═════ SUPPLIED MATERIAL
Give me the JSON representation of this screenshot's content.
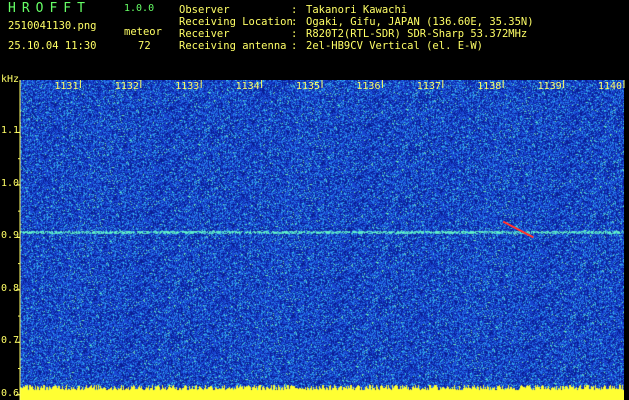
{
  "app": {
    "title": "HROFFT",
    "version": "1.0.0"
  },
  "file": {
    "name": "2510041130.png",
    "timestamp": "25.10.04 11:30"
  },
  "meteor": {
    "label": "meteor",
    "count": "72"
  },
  "station": [
    {
      "label": "Observer",
      "value": "Takanori Kawachi"
    },
    {
      "label": "Receiving Location",
      "value": "Ogaki, Gifu, JAPAN (136.60E, 35.35N)"
    },
    {
      "label": "Receiver",
      "value": "R820T2(RTL-SDR) SDR-Sharp 53.372MHz"
    },
    {
      "label": "Receiving antenna",
      "value": "2el-HB9CV Vertical (el. E-W)"
    }
  ],
  "separator": ":",
  "colors": {
    "text": "#ffff66",
    "title": "#66ff66",
    "background": "#000000",
    "spectrum_base": "#1a3cc8"
  },
  "chart_data": {
    "type": "heatmap",
    "ylabel": "kHz",
    "yticks": [
      "1.1",
      "1.0",
      "0.9",
      "0.8",
      "0.7",
      "0.6"
    ],
    "xticks": [
      "1131",
      "1132",
      "1133",
      "1134",
      "1135",
      "1136",
      "1137",
      "1138",
      "1139",
      "1140"
    ],
    "ylim": [
      0.59,
      1.2
    ],
    "xlim": [
      1130,
      1140
    ],
    "carrier_khz": 0.91,
    "meteor_echo": {
      "x_start": 1138.0,
      "x_end": 1138.5,
      "khz_start": 0.93,
      "khz_end": 0.9
    }
  }
}
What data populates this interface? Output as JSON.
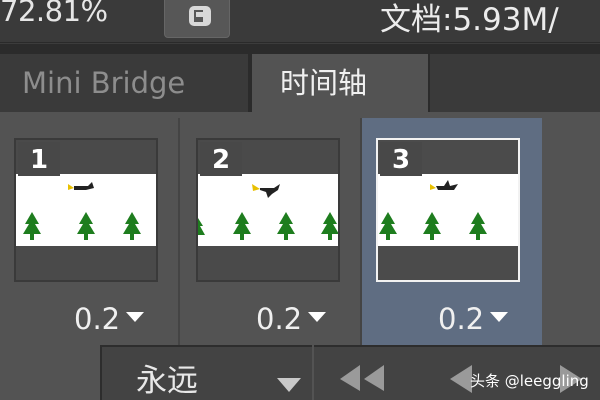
{
  "statusbar": {
    "zoom": "72.81%",
    "doc_info": "文档:5.93M/",
    "menu_icon": "status-menu-icon"
  },
  "tabs": [
    {
      "label": "Mini Bridge",
      "active": false
    },
    {
      "label": "时间轴",
      "active": true
    }
  ],
  "frames": [
    {
      "number": "1",
      "delay": "0.2",
      "selected": false
    },
    {
      "number": "2",
      "delay": "0.2",
      "selected": false
    },
    {
      "number": "3",
      "delay": "0.2",
      "selected": true
    }
  ],
  "controls": {
    "loop_value": "永远",
    "nav_icons": [
      "rewind-icon",
      "previous-frame-icon",
      "next-frame-icon"
    ]
  },
  "watermark": "头条 @leeggling",
  "colors": {
    "panel_bg": "#535353",
    "selected_frame_bg": "#5f6d82",
    "tree_green": "#1e7d1e"
  }
}
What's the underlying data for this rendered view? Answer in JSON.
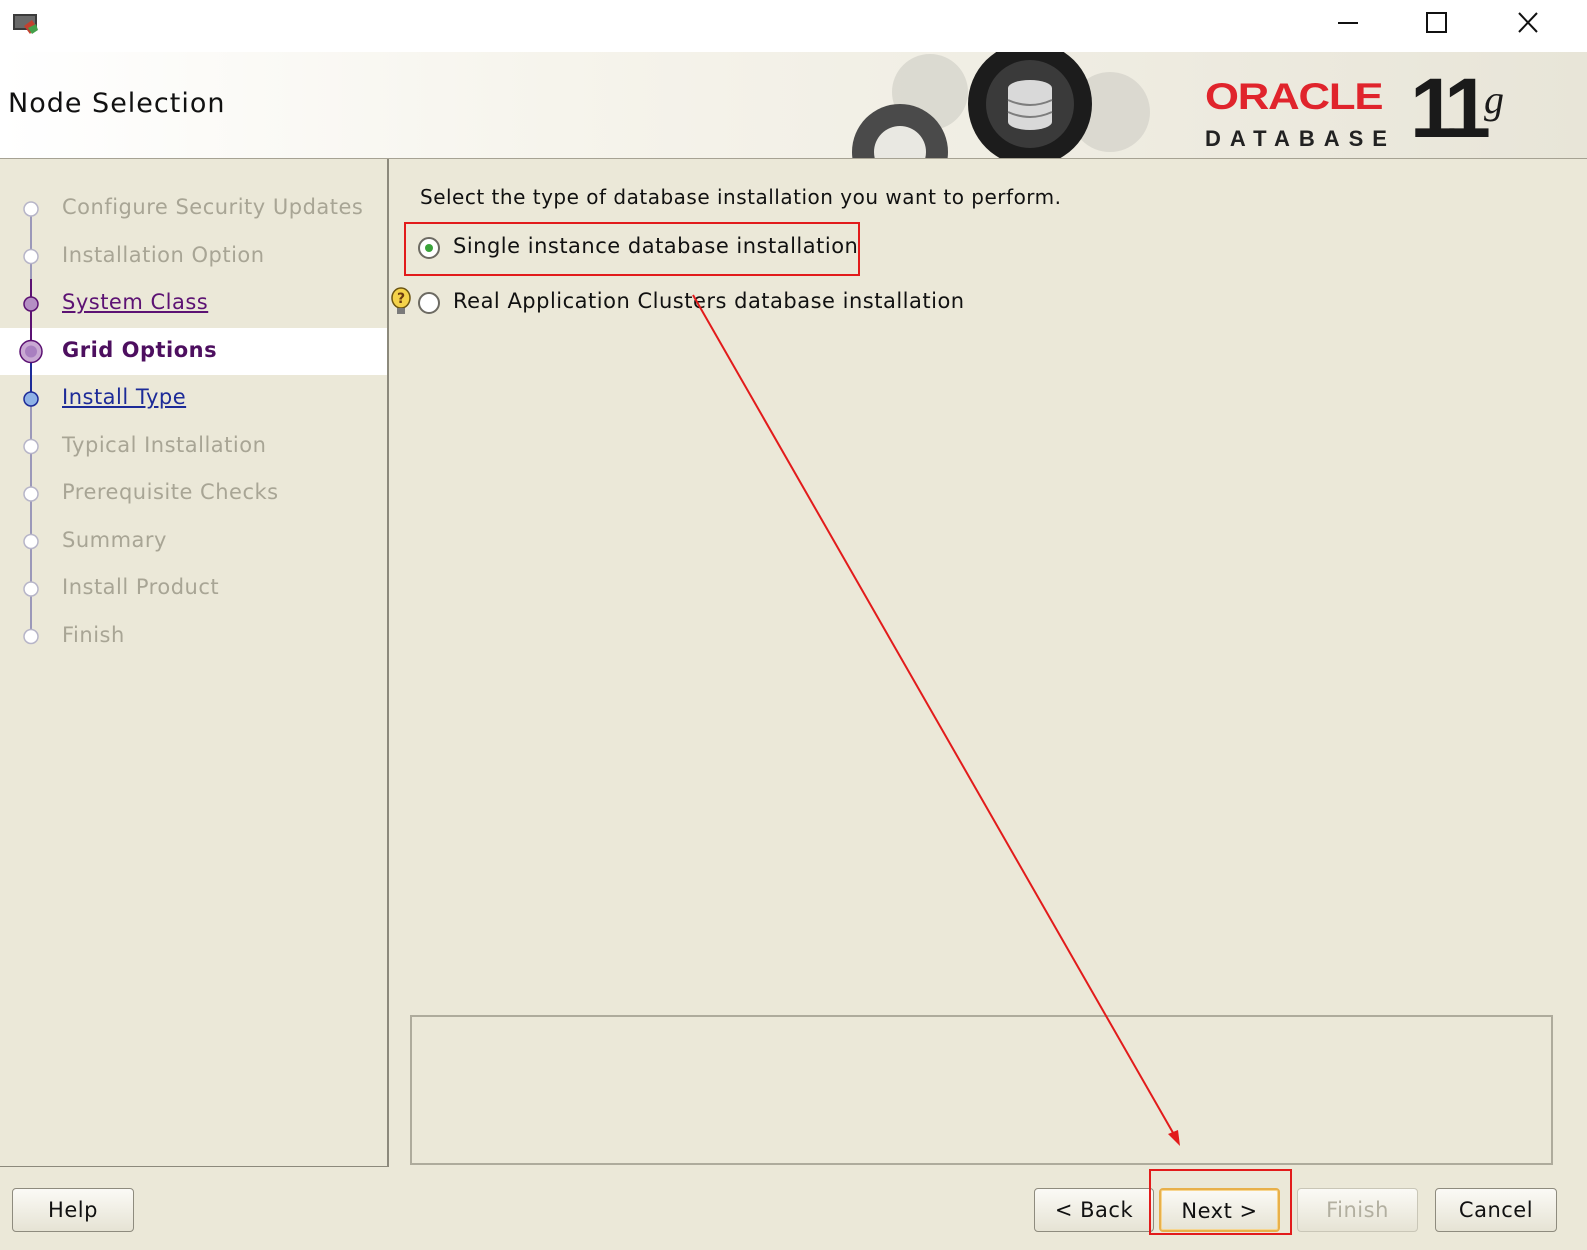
{
  "window": {
    "controls": [
      "minimize",
      "maximize",
      "close"
    ]
  },
  "header": {
    "title": "Node Selection",
    "logo_brand": "ORACLE",
    "logo_product": "DATABASE",
    "logo_version": "11",
    "logo_version_suffix": "g"
  },
  "steps": [
    {
      "label": "Configure Security Updates",
      "state": "disabled"
    },
    {
      "label": "Installation Option",
      "state": "disabled"
    },
    {
      "label": "System Class",
      "state": "visited"
    },
    {
      "label": "Grid Options",
      "state": "current"
    },
    {
      "label": "Install Type",
      "state": "visited"
    },
    {
      "label": "Typical Installation",
      "state": "disabled"
    },
    {
      "label": "Prerequisite Checks",
      "state": "disabled"
    },
    {
      "label": "Summary",
      "state": "disabled"
    },
    {
      "label": "Install Product",
      "state": "disabled"
    },
    {
      "label": "Finish",
      "state": "disabled"
    }
  ],
  "main": {
    "prompt": "Select the type of database installation you want to perform.",
    "options": [
      {
        "label": "Single instance database installation",
        "selected": true
      },
      {
        "label": "Real Application Clusters database installation",
        "selected": false
      }
    ],
    "message": ""
  },
  "buttons": {
    "help": "Help",
    "back": "< Back",
    "next": "Next >",
    "finish": "Finish",
    "cancel": "Cancel"
  },
  "colors": {
    "annotation": "#e21b1b",
    "selected_radio": "#3aa33a",
    "oracle_red": "#e0242c"
  }
}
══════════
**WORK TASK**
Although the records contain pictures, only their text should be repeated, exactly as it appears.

**YOUR SOLUTION**
Give me the JSON representation of this screenshot's content.
{
  "app": {
    "title": "HROFFT",
    "version": "1.0.0"
  },
  "file": {
    "name": "2510041130.png",
    "timestamp": "25.10.04 11:30"
  },
  "meteor": {
    "label": "meteor",
    "count": "72"
  },
  "station": [
    {
      "label": "Observer",
      "value": "Takanori Kawachi"
    },
    {
      "label": "Receiving Location",
      "value": "Ogaki, Gifu, JAPAN (136.60E, 35.35N)"
    },
    {
      "label": "Receiver",
      "value": "R820T2(RTL-SDR) SDR-Sharp 53.372MHz"
    },
    {
      "label": "Receiving antenna",
      "value": "2el-HB9CV Vertical (el. E-W)"
    }
  ],
  "separator": ":",
  "colors": {
    "text": "#ffff66",
    "title": "#66ff66",
    "background": "#000000",
    "spectrum_base": "#1a3cc8"
  },
  "chart_data": {
    "type": "heatmap",
    "ylabel": "kHz",
    "yticks": [
      "1.1",
      "1.0",
      "0.9",
      "0.8",
      "0.7",
      "0.6"
    ],
    "xticks": [
      "1131",
      "1132",
      "1133",
      "1134",
      "1135",
      "1136",
      "1137",
      "1138",
      "1139",
      "1140"
    ],
    "ylim": [
      0.59,
      1.2
    ],
    "xlim": [
      1130,
      1140
    ],
    "carrier_khz": 0.91,
    "meteor_echo": {
      "x_start": 1138.0,
      "x_end": 1138.5,
      "khz_start": 0.93,
      "khz_end": 0.9
    }
  }
}
What data populates this interface? Output as JSON.
{
  "statusbar": {
    "zoom": "72.81%",
    "doc_info": "文档:5.93M/",
    "menu_icon": "status-menu-icon"
  },
  "tabs": [
    {
      "label": "Mini Bridge",
      "active": false
    },
    {
      "label": "时间轴",
      "active": true
    }
  ],
  "frames": [
    {
      "number": "1",
      "delay": "0.2",
      "selected": false
    },
    {
      "number": "2",
      "delay": "0.2",
      "selected": false
    },
    {
      "number": "3",
      "delay": "0.2",
      "selected": true
    }
  ],
  "controls": {
    "loop_value": "永远",
    "nav_icons": [
      "rewind-icon",
      "previous-frame-icon",
      "next-frame-icon"
    ]
  },
  "watermark": "头条 @leeggling",
  "colors": {
    "panel_bg": "#535353",
    "selected_frame_bg": "#5f6d82",
    "tree_green": "#1e7d1e"
  }
}
What's the underlying data for this rendered view? Answer in JSON.
{
  "window": {
    "controls": [
      "minimize",
      "maximize",
      "close"
    ]
  },
  "header": {
    "title": "Node Selection",
    "logo_brand": "ORACLE",
    "logo_product": "DATABASE",
    "logo_version": "11",
    "logo_version_suffix": "g"
  },
  "steps": [
    {
      "label": "Configure Security Updates",
      "state": "disabled"
    },
    {
      "label": "Installation Option",
      "state": "disabled"
    },
    {
      "label": "System Class",
      "state": "visited"
    },
    {
      "label": "Grid Options",
      "state": "current"
    },
    {
      "label": "Install Type",
      "state": "visited"
    },
    {
      "label": "Typical Installation",
      "state": "disabled"
    },
    {
      "label": "Prerequisite Checks",
      "state": "disabled"
    },
    {
      "label": "Summary",
      "state": "disabled"
    },
    {
      "label": "Install Product",
      "state": "disabled"
    },
    {
      "label": "Finish",
      "state": "disabled"
    }
  ],
  "main": {
    "prompt": "Select the type of database installation you want to perform.",
    "options": [
      {
        "label": "Single instance database installation",
        "selected": true
      },
      {
        "label": "Real Application Clusters database installation",
        "selected": false
      }
    ],
    "message": ""
  },
  "buttons": {
    "help": "Help",
    "back": "< Back",
    "next": "Next >",
    "finish": "Finish",
    "cancel": "Cancel"
  },
  "colors": {
    "annotation": "#e21b1b",
    "selected_radio": "#3aa33a",
    "oracle_red": "#e0242c"
  }
}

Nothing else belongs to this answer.